-- Source data follows --
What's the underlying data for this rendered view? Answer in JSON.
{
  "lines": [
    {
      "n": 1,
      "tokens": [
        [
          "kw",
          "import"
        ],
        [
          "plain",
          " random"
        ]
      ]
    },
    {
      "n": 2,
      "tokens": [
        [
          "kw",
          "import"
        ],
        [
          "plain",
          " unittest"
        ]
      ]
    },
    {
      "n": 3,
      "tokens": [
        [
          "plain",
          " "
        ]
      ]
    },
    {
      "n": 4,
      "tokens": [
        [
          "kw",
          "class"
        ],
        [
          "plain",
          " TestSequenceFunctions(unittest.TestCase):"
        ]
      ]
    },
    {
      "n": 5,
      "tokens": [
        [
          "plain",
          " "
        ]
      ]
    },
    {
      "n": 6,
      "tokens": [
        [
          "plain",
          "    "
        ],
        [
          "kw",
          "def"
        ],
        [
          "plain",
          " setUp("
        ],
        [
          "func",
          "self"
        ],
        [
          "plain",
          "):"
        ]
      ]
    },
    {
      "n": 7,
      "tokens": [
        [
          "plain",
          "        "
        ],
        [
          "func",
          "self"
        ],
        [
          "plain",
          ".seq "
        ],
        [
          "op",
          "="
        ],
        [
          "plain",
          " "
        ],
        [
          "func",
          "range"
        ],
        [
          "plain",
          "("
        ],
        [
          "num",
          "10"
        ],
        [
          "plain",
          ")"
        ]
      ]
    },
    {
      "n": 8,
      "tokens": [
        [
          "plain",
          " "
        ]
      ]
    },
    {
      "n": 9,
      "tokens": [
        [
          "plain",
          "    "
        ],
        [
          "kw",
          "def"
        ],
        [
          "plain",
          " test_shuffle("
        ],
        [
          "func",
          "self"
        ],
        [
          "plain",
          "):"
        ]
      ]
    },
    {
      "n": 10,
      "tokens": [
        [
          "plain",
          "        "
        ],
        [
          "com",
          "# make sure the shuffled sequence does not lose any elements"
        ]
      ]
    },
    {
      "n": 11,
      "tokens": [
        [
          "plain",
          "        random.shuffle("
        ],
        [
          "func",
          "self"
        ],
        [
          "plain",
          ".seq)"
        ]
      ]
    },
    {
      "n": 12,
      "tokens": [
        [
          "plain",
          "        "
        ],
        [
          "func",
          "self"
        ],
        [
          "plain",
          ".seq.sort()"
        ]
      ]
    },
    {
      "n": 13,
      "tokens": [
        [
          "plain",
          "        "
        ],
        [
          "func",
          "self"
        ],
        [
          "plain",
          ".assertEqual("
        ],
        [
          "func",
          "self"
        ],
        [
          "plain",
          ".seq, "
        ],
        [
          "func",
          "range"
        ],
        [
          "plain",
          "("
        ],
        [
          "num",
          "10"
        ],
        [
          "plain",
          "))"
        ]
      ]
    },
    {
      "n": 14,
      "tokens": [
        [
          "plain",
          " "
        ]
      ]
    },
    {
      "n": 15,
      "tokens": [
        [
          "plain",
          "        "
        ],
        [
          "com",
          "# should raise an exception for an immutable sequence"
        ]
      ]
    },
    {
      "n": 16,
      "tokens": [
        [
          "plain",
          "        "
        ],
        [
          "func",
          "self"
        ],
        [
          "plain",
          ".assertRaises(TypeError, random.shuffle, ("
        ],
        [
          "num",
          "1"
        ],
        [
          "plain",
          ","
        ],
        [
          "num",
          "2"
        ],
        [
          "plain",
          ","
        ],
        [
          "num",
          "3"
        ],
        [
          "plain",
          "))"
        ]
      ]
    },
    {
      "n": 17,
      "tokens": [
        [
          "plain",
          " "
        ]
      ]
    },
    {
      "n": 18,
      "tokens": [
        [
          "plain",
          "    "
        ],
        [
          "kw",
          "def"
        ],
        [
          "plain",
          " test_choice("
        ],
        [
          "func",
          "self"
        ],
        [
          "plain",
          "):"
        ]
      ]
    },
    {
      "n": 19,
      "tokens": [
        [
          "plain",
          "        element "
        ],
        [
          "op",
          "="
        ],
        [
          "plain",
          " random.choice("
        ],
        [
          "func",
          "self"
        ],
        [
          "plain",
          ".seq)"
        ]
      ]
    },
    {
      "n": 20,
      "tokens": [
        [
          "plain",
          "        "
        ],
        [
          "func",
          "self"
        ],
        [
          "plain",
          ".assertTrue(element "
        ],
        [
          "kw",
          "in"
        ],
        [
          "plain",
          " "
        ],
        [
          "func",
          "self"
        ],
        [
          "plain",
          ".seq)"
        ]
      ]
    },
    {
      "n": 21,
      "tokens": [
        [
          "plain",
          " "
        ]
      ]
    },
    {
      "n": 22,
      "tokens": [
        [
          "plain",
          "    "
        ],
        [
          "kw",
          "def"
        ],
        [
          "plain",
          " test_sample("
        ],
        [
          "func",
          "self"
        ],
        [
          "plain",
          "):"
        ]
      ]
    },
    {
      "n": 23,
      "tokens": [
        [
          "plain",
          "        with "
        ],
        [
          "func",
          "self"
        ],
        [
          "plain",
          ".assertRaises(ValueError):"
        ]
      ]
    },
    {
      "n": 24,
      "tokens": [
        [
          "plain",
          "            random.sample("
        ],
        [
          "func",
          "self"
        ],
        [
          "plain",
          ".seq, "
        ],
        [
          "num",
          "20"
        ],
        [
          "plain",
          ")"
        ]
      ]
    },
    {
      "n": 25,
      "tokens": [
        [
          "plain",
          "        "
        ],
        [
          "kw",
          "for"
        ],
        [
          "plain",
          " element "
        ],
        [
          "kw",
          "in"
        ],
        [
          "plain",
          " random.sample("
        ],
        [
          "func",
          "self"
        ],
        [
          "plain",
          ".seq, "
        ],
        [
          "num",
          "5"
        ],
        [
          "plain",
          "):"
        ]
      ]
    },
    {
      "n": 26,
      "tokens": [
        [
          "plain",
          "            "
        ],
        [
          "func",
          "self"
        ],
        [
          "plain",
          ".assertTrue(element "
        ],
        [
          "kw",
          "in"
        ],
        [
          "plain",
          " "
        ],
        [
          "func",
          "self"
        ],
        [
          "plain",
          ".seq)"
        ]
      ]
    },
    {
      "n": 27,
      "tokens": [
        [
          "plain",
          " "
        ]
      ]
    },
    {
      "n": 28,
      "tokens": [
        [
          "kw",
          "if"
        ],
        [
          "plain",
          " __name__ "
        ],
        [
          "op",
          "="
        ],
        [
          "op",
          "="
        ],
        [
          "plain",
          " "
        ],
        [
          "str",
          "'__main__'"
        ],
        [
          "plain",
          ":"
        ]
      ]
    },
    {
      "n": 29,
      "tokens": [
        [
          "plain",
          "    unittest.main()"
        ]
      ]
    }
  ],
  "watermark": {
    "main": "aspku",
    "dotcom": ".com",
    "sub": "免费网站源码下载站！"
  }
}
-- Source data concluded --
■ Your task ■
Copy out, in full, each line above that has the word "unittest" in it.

■ Response to the task ■
          " unittest"
          " TestSequenceFunctions(unittest.TestCase):"
          "    unittest.main()"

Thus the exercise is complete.